### BRIEF
Each line of the material below is to be checked for "icon"; the number of matching lines is the only output expected.
▽
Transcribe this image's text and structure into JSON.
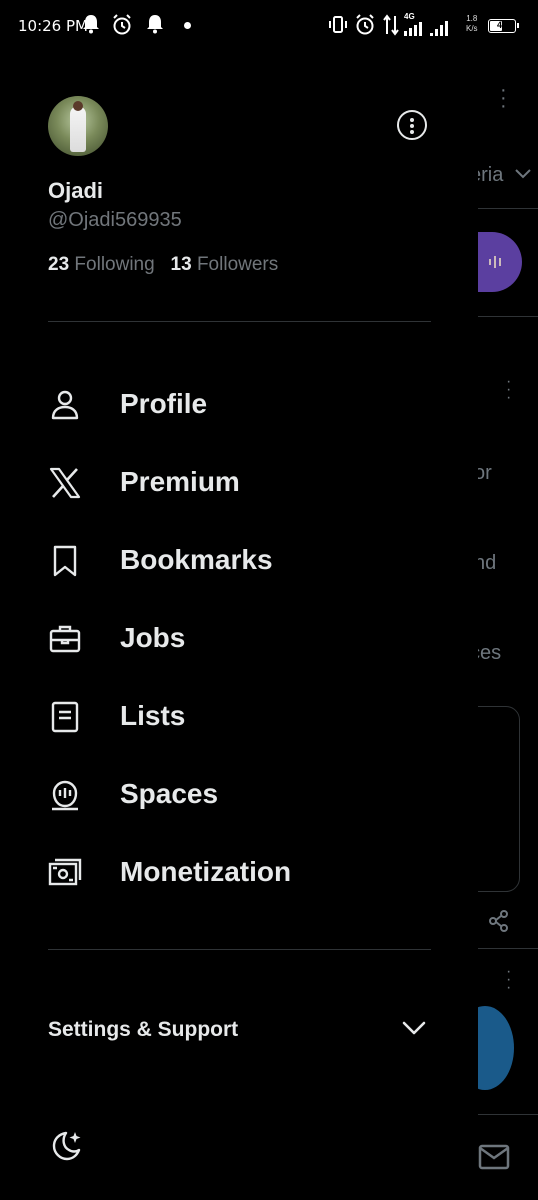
{
  "status_bar": {
    "time": "10:26 PM",
    "network": "4G",
    "speed_value": "1.8",
    "speed_unit": "K/s",
    "battery": "45"
  },
  "profile": {
    "name": "Ojadi",
    "handle": "@Ojadi569935",
    "following_count": "23",
    "following_label": "Following",
    "followers_count": "13",
    "followers_label": "Followers"
  },
  "menu": [
    {
      "label": "Profile",
      "icon": "person-icon"
    },
    {
      "label": "Premium",
      "icon": "x-logo-icon"
    },
    {
      "label": "Bookmarks",
      "icon": "bookmark-icon"
    },
    {
      "label": "Jobs",
      "icon": "briefcase-icon"
    },
    {
      "label": "Lists",
      "icon": "list-icon"
    },
    {
      "label": "Spaces",
      "icon": "spaces-icon"
    },
    {
      "label": "Monetization",
      "icon": "money-icon"
    }
  ],
  "settings": {
    "label": "Settings & Support"
  },
  "background_fragments": [
    "eria",
    "or",
    "nd",
    "ces"
  ]
}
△
### OUTPUT FOR THIS TASK
7